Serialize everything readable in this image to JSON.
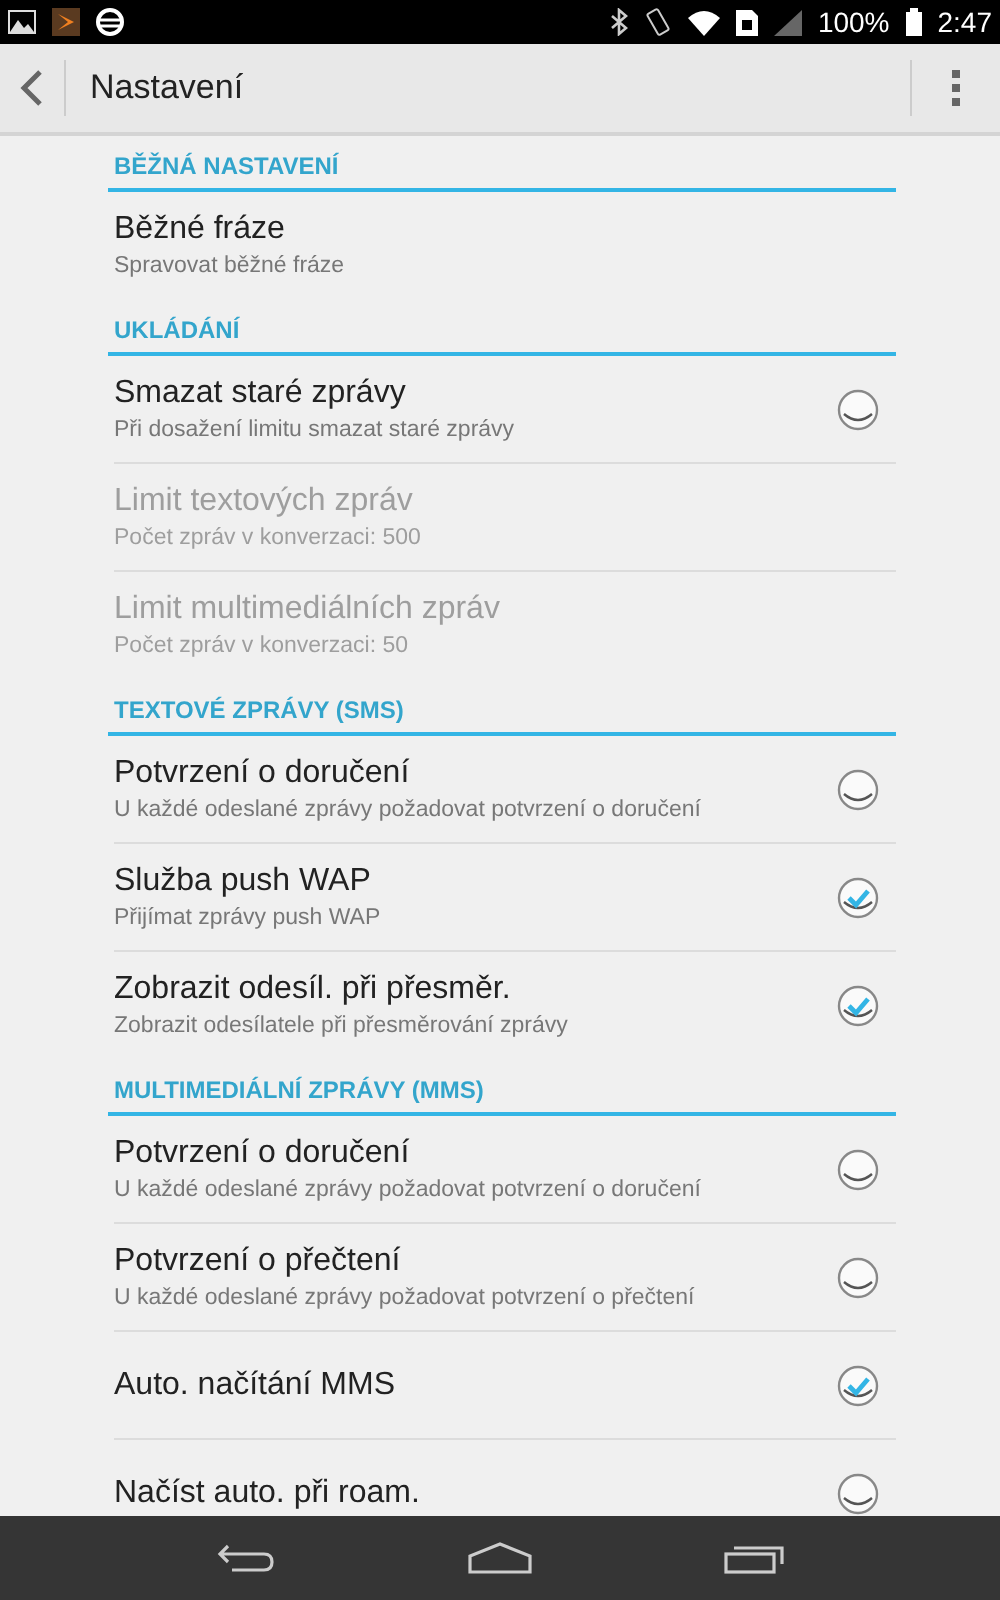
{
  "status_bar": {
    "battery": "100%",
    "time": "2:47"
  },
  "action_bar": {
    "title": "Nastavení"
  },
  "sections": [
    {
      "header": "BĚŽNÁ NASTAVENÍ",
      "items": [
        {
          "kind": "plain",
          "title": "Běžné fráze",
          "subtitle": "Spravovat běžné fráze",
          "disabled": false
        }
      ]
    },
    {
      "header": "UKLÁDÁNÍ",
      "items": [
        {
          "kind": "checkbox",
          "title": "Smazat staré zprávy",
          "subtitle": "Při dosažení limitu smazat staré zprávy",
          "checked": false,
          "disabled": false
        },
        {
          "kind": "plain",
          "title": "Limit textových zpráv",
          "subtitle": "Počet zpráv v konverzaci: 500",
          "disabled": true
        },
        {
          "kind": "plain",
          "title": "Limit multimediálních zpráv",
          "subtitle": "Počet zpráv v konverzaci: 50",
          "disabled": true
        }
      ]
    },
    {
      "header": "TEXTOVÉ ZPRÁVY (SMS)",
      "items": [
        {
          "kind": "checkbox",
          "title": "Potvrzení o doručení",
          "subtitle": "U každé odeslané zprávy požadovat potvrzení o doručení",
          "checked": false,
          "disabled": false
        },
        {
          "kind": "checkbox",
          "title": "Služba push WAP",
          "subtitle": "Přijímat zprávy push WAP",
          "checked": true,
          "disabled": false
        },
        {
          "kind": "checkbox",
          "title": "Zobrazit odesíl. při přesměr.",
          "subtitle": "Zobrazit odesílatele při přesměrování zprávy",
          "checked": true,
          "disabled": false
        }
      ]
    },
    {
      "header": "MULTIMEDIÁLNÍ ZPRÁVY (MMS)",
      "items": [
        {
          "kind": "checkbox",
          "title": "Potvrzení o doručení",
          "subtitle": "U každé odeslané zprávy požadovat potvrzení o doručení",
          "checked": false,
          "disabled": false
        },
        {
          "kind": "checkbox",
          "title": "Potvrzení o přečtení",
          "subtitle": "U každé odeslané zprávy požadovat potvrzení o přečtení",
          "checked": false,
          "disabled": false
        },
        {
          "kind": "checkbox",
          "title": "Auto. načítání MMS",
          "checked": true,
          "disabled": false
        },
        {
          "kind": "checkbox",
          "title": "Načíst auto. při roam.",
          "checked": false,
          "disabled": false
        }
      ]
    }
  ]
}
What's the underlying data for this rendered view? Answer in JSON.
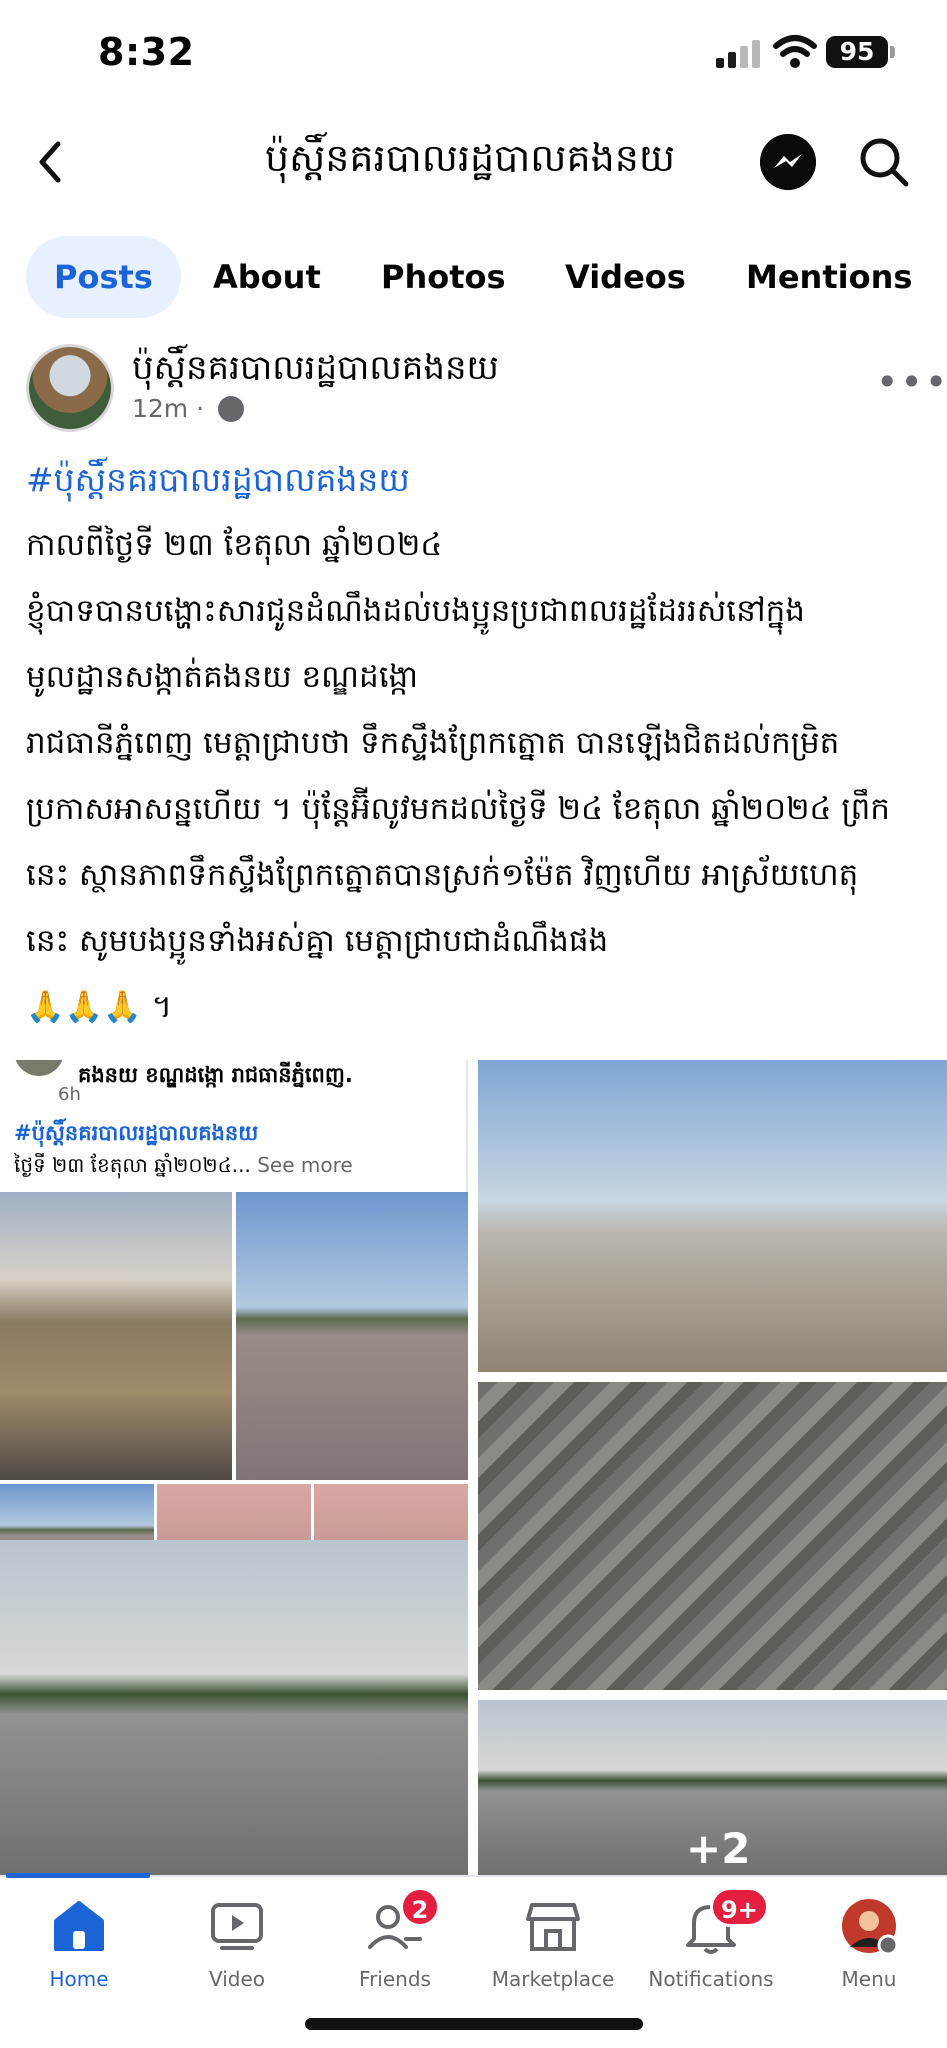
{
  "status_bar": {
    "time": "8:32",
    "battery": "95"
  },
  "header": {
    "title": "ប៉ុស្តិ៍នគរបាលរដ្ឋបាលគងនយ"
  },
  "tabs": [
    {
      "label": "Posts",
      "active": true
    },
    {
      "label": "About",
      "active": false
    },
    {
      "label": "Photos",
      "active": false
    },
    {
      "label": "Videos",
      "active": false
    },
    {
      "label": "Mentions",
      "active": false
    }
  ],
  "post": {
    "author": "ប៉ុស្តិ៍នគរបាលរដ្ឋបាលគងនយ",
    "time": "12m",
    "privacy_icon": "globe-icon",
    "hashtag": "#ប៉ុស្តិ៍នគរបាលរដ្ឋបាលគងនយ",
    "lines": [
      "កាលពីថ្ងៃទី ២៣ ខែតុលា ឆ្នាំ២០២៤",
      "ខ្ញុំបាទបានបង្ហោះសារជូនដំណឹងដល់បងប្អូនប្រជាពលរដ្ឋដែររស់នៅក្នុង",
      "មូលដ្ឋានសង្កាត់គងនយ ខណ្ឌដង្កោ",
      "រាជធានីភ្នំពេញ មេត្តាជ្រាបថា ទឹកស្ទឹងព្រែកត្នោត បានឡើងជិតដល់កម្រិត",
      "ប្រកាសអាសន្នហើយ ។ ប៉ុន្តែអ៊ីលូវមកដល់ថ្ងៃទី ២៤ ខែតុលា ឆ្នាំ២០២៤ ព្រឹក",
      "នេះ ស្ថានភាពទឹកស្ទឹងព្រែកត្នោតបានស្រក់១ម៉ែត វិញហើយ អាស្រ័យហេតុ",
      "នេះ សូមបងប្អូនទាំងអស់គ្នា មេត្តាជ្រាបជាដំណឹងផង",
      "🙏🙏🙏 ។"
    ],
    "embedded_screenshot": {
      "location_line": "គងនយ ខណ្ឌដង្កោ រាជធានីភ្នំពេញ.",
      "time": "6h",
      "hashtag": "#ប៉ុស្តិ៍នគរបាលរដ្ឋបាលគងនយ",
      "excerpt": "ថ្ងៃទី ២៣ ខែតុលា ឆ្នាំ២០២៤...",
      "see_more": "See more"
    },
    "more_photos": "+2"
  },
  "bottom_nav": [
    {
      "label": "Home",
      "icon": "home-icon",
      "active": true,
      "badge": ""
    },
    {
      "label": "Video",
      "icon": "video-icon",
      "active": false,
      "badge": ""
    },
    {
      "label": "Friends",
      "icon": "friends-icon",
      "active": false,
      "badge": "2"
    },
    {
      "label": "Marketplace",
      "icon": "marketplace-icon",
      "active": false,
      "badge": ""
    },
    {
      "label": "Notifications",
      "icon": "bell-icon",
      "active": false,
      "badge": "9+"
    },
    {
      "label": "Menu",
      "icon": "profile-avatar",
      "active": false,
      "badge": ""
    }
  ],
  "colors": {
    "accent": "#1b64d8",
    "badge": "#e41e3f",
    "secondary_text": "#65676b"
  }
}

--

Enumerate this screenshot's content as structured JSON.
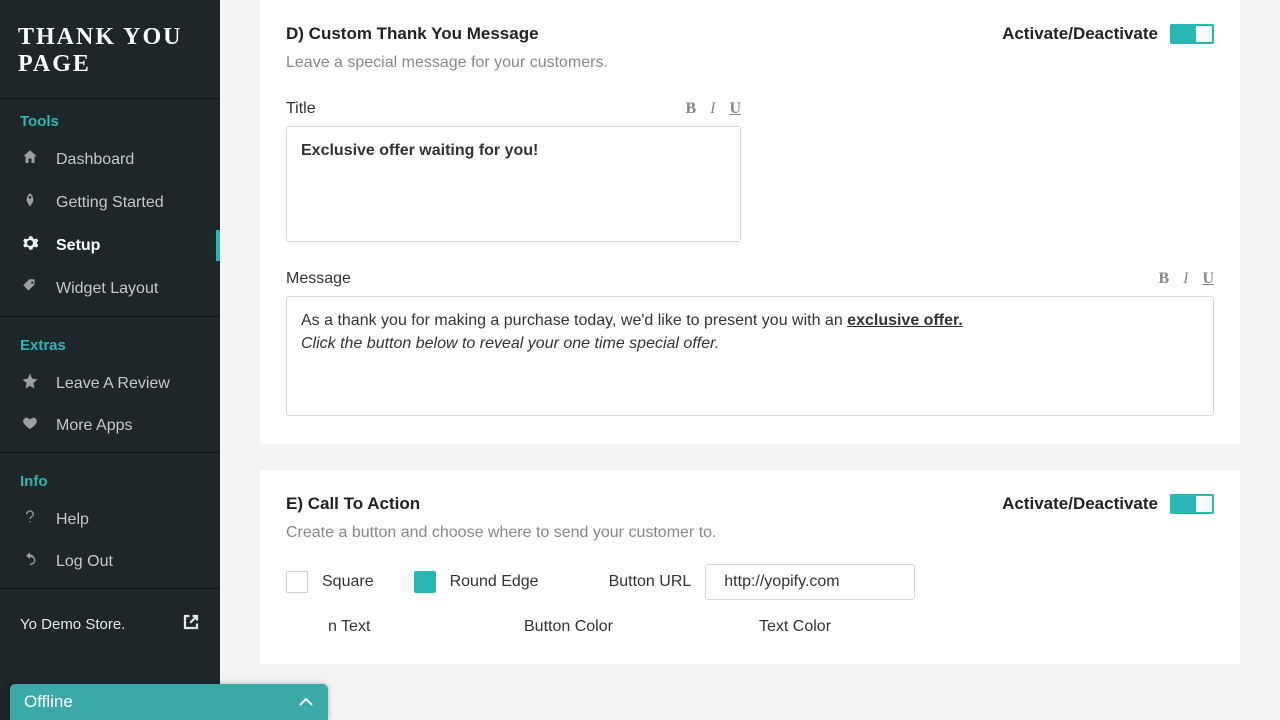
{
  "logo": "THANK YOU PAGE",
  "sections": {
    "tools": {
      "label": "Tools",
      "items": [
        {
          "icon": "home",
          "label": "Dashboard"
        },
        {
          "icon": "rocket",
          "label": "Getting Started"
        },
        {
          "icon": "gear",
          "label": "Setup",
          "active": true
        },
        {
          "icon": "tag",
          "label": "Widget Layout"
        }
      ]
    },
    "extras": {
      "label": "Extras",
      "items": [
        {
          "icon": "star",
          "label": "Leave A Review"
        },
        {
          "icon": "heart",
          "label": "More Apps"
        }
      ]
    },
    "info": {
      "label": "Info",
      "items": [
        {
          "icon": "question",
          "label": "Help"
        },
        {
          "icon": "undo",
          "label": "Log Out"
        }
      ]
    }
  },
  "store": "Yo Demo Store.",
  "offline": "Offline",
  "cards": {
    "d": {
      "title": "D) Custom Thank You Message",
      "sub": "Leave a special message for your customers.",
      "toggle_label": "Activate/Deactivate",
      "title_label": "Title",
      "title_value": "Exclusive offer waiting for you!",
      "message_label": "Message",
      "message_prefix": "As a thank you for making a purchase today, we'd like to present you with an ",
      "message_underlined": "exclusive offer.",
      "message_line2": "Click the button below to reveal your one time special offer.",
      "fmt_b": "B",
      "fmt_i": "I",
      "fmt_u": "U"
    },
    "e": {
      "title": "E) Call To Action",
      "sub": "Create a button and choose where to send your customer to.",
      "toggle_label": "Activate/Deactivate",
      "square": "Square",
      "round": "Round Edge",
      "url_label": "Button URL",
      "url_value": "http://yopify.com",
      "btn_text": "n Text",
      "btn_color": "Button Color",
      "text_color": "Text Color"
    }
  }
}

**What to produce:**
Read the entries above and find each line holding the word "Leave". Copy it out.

**Result for this exercise:**
          "label": "Leave A Review"
      "sub": "Leave a special message for your customers.",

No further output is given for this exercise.